More than eight years after it opened, the Abraham Lincoln Presidential Library and Museum is seeking accreditation.
The move to gain accreditation from the American Alliance of Museums comes three years after the AAM issued a report on ALPLM operations, finding problems ranging from awkward governance to financial concerns to a lack of strategic long-term planning (“A museum divided,” April 5, 2012, illinoistimes.com).
Gov. Pat Quinn is aware of the lack of accreditation and has asked boards of the three organizations with a stake in museum operations to have a joint meeting, said Christopher Wills, spokesman for the Illinois Historic Preservation Agency that runs the museum. The Dec. 12 gathering will be the first-ever meeting of the boards of the IHPA, the museum’s private fundraising foundation and the Abraham Lincoln Presidential Library Advisory Board. The advisory board had languished under former Gov. Rod Blagojevich, who didn’t appoint anyone to fill lapsed terms, but Quinn has appointed a full slate of new members over the past two years.
Steven Beckett, chairman of the advisory board who is also a University of Illinois law professor, said that accreditation is a priority.
“There’s no question: We’re pushing for it,” Beckett said.
Tony Leone, a former IHPA board member whose term expired last summer, said that accreditation is long overdue and that he and other IHPA trustees had repeatedly asked ALPLM director Eileen Mackevich about the lack of accreditation.
“Several board members were shocked to find out we weren’t accredited,” Leone said. “I brought it up almost every board meeting. I’d ask her (Mackevich) how accreditation was going. At first, she’d say ‘It’s a long process’ and left everyone with the impression that it wasn’t a priority. … We’re talking three years now that she’s (Mackevich) been hired and there’s been no serious movement for accreditation.”
Mackevich said that the institution has begun a “self study” period that is a prelude to seeking accreditation. Eventually, she said, the institution will develop a mission statement, a work plan and a strategic plan that are needed to secure accreditation.
“We are in the process of working very hard,” Mackevich said. “We have drafted a number of documents for study. … We are in the interviewing process to develop a fuller understanding of what people’s jobs are.”
As part of a modernization effort, the museum has also started cataloging artifacts acquired since 1972 that include such treasures as a Confederate soldier’s frock coat and empty whiskey bottles, Mackevich said. The AAM in 2010 recommended that ALPLM increase efforts to digitize artifacts, and the institution is doing that by digitizing historic photographs, Mackevich said.
The drive for accreditation quietly gained steam in September, when the Abraham Lincoln Presidential Library Foundation, a nonprofit organization tasked with raising funds to support the institution, signed a contract with Karen Witter, retired associate director of the Illinois State Museum, to guide the accreditation process. In contrast to the ALPLM, the state museum has been accredited since the 1970s.

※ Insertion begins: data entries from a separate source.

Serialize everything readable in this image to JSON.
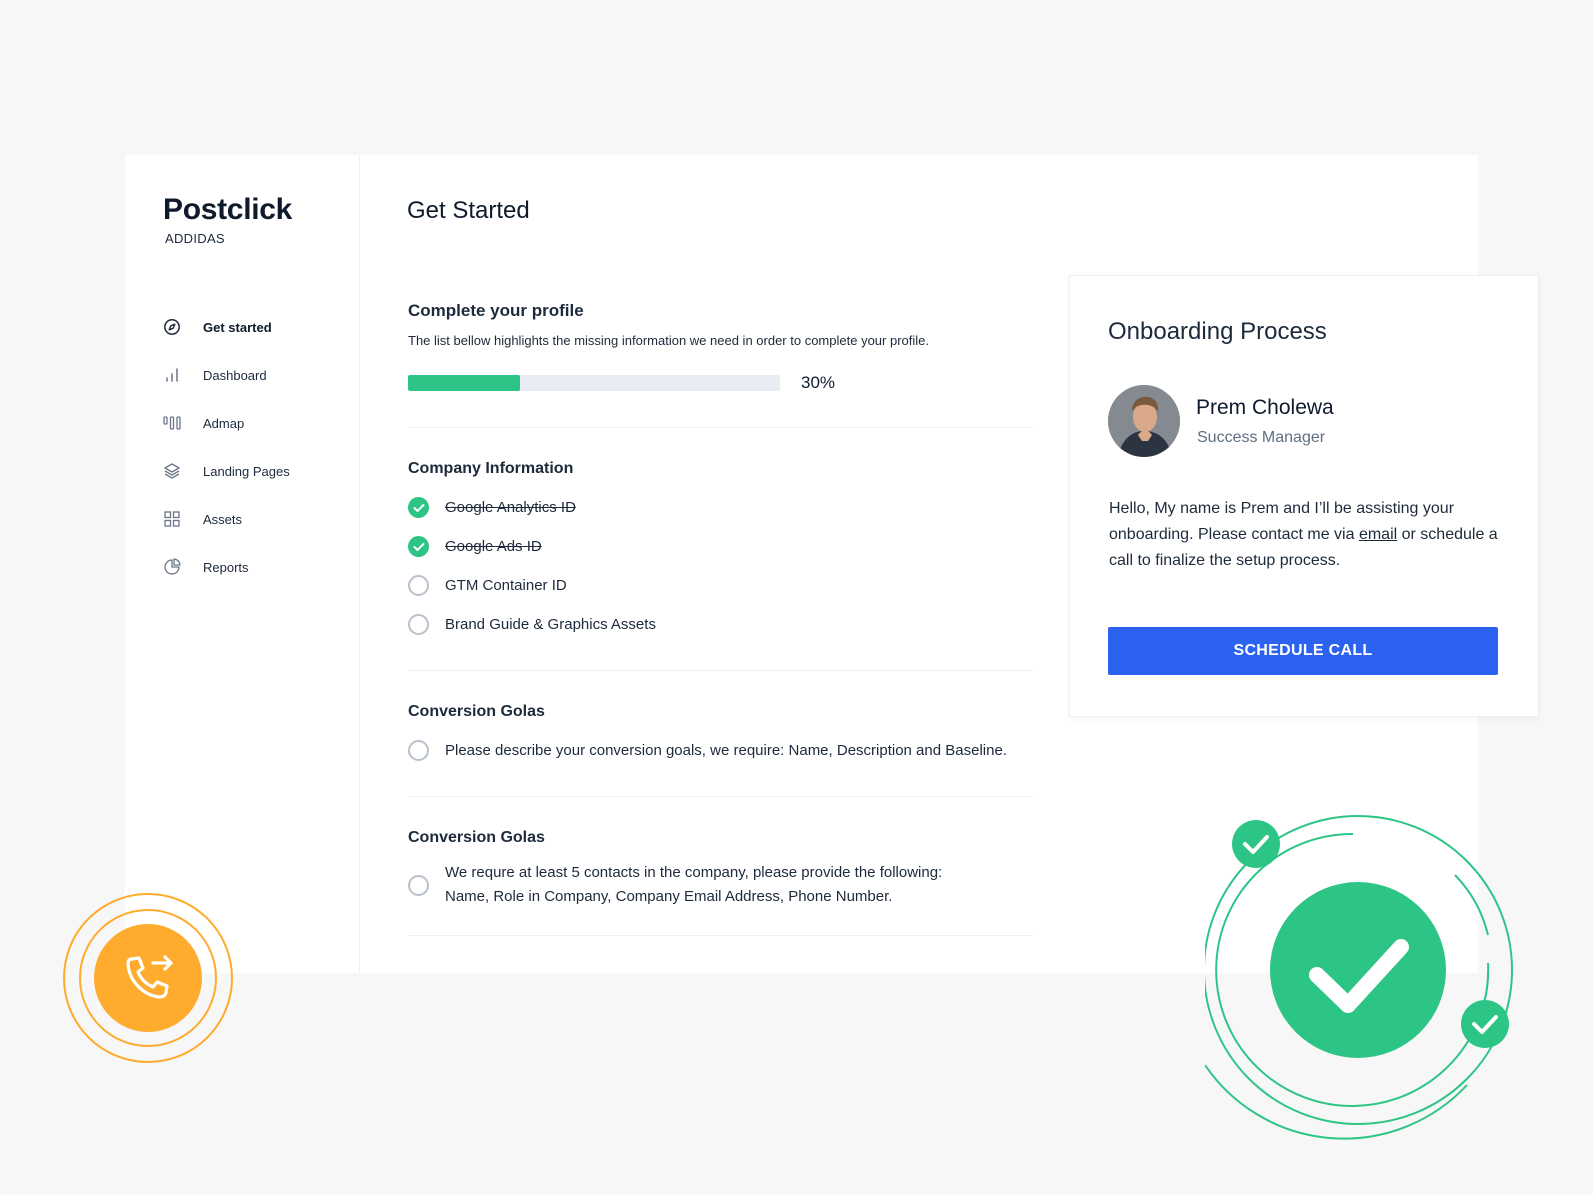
{
  "brand": {
    "name": "Postclick",
    "account": "ADDIDAS"
  },
  "sidebar": {
    "items": [
      {
        "label": "Get started",
        "icon": "compass-icon",
        "active": true
      },
      {
        "label": "Dashboard",
        "icon": "bar-chart-icon"
      },
      {
        "label": "Admap",
        "icon": "columns-icon"
      },
      {
        "label": "Landing Pages",
        "icon": "layers-icon"
      },
      {
        "label": "Assets",
        "icon": "grid-icon"
      },
      {
        "label": "Reports",
        "icon": "pie-chart-icon"
      }
    ]
  },
  "page": {
    "title": "Get Started"
  },
  "profile": {
    "title": "Complete your profile",
    "description": "The list bellow highlights the missing information we need in order to complete your profile.",
    "progress": 30,
    "progress_label": "30%"
  },
  "company": {
    "title": "Company Information",
    "items": [
      {
        "label": "Google Analytics ID",
        "done": true
      },
      {
        "label": "Google Ads ID",
        "done": true
      },
      {
        "label": "GTM Container ID",
        "done": false
      },
      {
        "label": "Brand Guide & Graphics Assets",
        "done": false
      }
    ]
  },
  "goals": {
    "title": "Conversion Golas",
    "items": [
      {
        "label": "Please describe your conversion goals, we require: Name, Description and Baseline.",
        "done": false
      }
    ]
  },
  "contacts": {
    "title": "Conversion Golas",
    "items": [
      {
        "line1": "We requre at least 5 contacts in the company, please provide the following:",
        "line2": "Name, Role in Company, Company Email Address, Phone Number.",
        "done": false
      }
    ]
  },
  "onboarding": {
    "title": "Onboarding Process",
    "name": "Prem Cholewa",
    "role": "Success Manager",
    "text_before": "Hello, My name is Prem and I’ll be assisting your onboarding. Please contact me via ",
    "link": "email",
    "text_after": " or schedule a call to finalize the setup process.",
    "button": "SCHEDULE CALL"
  },
  "colors": {
    "accent_blue": "#2b62f0",
    "success_green": "#2dc585",
    "call_orange": "#ffab2e"
  }
}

It isn’t clear what Witter is being paid. Wills said that the contract with the private foundation rather than the state saves taxpayer money.
“I see my role as a coach, advisor and resource,” Witter said. “I just think it’s positive that there are efforts underway to continually look for opportunities to improve. … With challenges in state government and staff doing more with less, carving out time to do this kind of planning is really, really difficult.”
Witter said it’s impossible to predict how long it might take for the APLM to gain accreditation.
“There’s no simple answer to that,” Witter said. “It takes many museums a couple of years once they’ve committed to this process.”
Fewer than 800 U.S. museums, including 26 in Illinois, are accredited by the AAM, and that’s a small fraction of existing museums, Witter said. If the ALPLM gains accreditation, it will join such institutions as The Art Institute of Chicago and the McLean County Museum of History in Bloomington on the list of accredited museums in Illinois.
Accreditation isn’t on the top of everyone’s priority list.
“I don’t think it’s a bad idea,” said IHPA trustee Daniel Arnold. “I don’t think it’s an extreme priority. I think it’s something along the way that we should achieve.”
But Paula Kaufman, a member of the institution’s advisory board, said that accreditation is important, if only to help an institution find ways to improve during the accreditation process.
“It’s both routine and major,” said Kaufman, who is on a leave of absence from her position as librarian for the University of Illinois. “Every healthy organization should review itself with outside help on a fairly regular basis – not every year, but every five or ten years. I don’t think that’s been done.”
Beckett said that credibility is part of the equation.
“I think accreditation is important because it demonstrates that an institution like the library and museum follows best practices and that scholars and the public who want to come there and do research and see things can feel comfortable and know that the information they’re receiving is accurate,” Beckett said. “I have high hopes that this will be done with all deliberate speed.”
Contact Bruce Rushton at firstname.lastname@example.org.